** The task **
Determine the count of lines in the data below that include the word "text", and give nothing besides it.

** Records for this task **
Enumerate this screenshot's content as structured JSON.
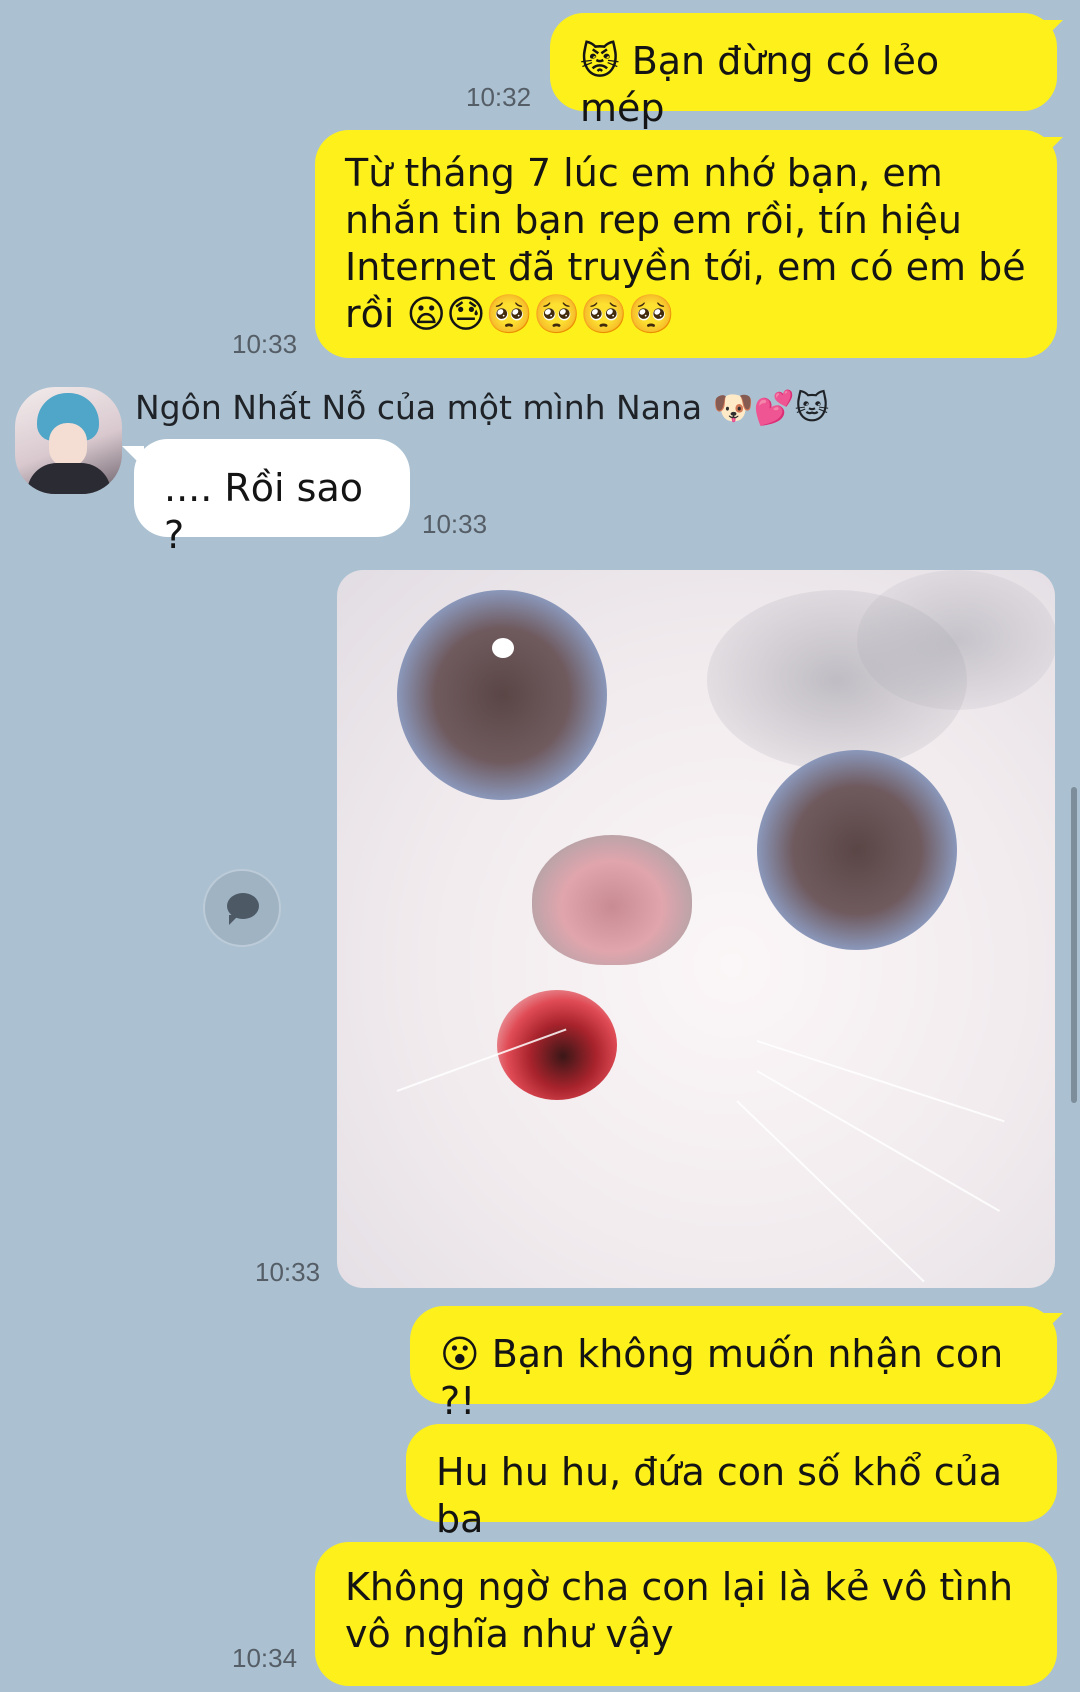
{
  "messages": [
    {
      "id": "m1",
      "from": "me",
      "text": "😾 Bạn đừng có lẻo mép",
      "time": "10:32"
    },
    {
      "id": "m2",
      "from": "me",
      "text": "Từ tháng 7 lúc em nhớ bạn, em nhắn tin bạn rep em rồi, tín hiệu Internet đã truyền tới, em có em bé rồi 😦😓🥺🥺🥺🥺",
      "time": "10:33"
    },
    {
      "id": "m3",
      "from": "other",
      "sender": "Ngôn Nhất Nỗ của một mình Nana 🐶💕🐱",
      "text": ".... Rồi sao ?",
      "time": "10:33"
    },
    {
      "id": "m4",
      "from": "me",
      "type": "image",
      "image": "white-cat-surprised-photo",
      "time": "10:33"
    },
    {
      "id": "m5",
      "from": "me",
      "text": "😮 Bạn không muốn nhận con ?!",
      "time": ""
    },
    {
      "id": "m6",
      "from": "me",
      "text": "Hu hu hu, đứa con số khổ của ba",
      "time": ""
    },
    {
      "id": "m7",
      "from": "me",
      "text": "Không ngờ cha con lại là kẻ vô tình vô nghĩa như vậy",
      "time": "10:34"
    }
  ],
  "icons": {
    "share": "chat-bubble-icon",
    "avatar": "contact-avatar"
  },
  "colors": {
    "background": "#abc1d1",
    "my_bubble": "#fef01b",
    "their_bubble": "#ffffff"
  }
}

** Exercise result **
6